Histopathology from one of the nodules on H & E section revealed a normal epidermis with multiple deep blue granules in the dermis, which were suggestive of calcium on Von Kossa's stain. There was a mild gaint cell reaction around the deposits along with chronic inflammatory cells and fibrosis. Degeneration of collagen was also seen at some places.
Normal serum biochemistry and absence of calcification in any other organ rules out the possibility of metastatic calcification in our patient. Also normal density and preserved architecture of the bones militates against the possibility of hyperparathyroidism. The patient denied taking excess of vitamin D preparations, milk or alkalis. The clinical examination, laboratory investigations, pulmonary function tests and radiography ruled out the possibility of any connective tissue disorder such as scleroderma or dermatomyositis. The classical clinical picture and histopathology with calcification in subcutaneous tissue helped us to clinch the diagnosis.
The cause of deposition of calcium in idiopathic calcinosis is not known. Mild degenerative changes in the connective tissue; lowered CO tension in the tissues which reduces the solubility of calcium, may be the predisposing factors.
Disodium EDTA is reported to produce favourable results. The efficacy of corticosteroids is doubtful. Surgical removal of painful nodular deposits may offer temporary relief. We gave our patient a low calcium diet which is often of great help specially if combined with cellulose phosphate. As the patient was lost to follow up, the ultimate outcome is not known. The prognosis however is generally poor.
| References|| |
|1.||Black MM, Gawkrodyer DJ, Seymour CA, Weismann K. Metabolic and nutritional disorders. In: Champion RH, Burton JL, Ebling FJG, eds. Oxford: Blackwell Scientific Publication, 1993:2295-381. |

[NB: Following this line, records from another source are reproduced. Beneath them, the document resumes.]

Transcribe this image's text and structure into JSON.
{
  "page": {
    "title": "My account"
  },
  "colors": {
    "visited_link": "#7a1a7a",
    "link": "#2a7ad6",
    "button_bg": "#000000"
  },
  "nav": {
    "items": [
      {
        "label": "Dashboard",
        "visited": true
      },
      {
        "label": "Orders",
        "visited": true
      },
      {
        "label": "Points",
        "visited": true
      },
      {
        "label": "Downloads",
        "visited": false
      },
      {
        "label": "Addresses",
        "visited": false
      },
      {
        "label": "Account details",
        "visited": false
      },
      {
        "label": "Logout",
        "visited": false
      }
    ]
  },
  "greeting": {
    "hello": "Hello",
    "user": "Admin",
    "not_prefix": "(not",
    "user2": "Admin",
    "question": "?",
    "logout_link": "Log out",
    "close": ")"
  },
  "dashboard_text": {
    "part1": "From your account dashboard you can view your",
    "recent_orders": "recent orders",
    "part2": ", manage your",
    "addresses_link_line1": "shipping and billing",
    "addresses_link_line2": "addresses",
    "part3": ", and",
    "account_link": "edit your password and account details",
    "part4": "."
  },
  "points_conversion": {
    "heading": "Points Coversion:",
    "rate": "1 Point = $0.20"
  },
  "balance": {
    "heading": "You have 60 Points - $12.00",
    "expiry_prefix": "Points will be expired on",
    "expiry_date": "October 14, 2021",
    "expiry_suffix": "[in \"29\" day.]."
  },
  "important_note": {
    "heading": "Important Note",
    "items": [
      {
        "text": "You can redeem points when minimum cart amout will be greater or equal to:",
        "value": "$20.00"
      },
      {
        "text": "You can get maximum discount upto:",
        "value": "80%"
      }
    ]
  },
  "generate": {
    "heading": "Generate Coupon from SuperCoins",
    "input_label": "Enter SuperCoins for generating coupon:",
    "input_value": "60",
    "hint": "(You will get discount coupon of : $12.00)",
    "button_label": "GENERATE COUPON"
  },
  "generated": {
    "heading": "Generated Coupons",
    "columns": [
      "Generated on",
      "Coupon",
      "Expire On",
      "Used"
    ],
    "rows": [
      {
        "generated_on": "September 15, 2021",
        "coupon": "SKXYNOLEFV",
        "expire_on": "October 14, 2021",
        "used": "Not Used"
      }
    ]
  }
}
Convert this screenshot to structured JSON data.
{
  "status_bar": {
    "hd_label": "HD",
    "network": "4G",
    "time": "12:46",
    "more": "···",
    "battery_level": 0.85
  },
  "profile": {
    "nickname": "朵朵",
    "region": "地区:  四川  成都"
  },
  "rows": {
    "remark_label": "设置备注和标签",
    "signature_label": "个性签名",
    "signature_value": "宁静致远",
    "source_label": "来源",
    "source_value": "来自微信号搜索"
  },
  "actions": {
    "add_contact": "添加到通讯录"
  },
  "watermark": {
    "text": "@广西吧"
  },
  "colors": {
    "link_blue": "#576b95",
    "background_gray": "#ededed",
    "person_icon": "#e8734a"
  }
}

|2.||Cornelius CE, Jenenhouse A, Weber JC. Caicinosis cutis-metabolic, sweat, histochemical, X-ray diffraction and electron microscopic study. Arch Dermatol 1968;98:219-29. |
|3.||Khandelwal MK, Tiwari JC. Calcinosis cutis (report of two cases). Ind J Dermatol Venereol 1963;29:172-6. |
|4.||Shroff JC, Marquis L. Case report-calcinosis cutis (a review with a case report). Ind J Dermatol Venereol 1968;34:197-200. |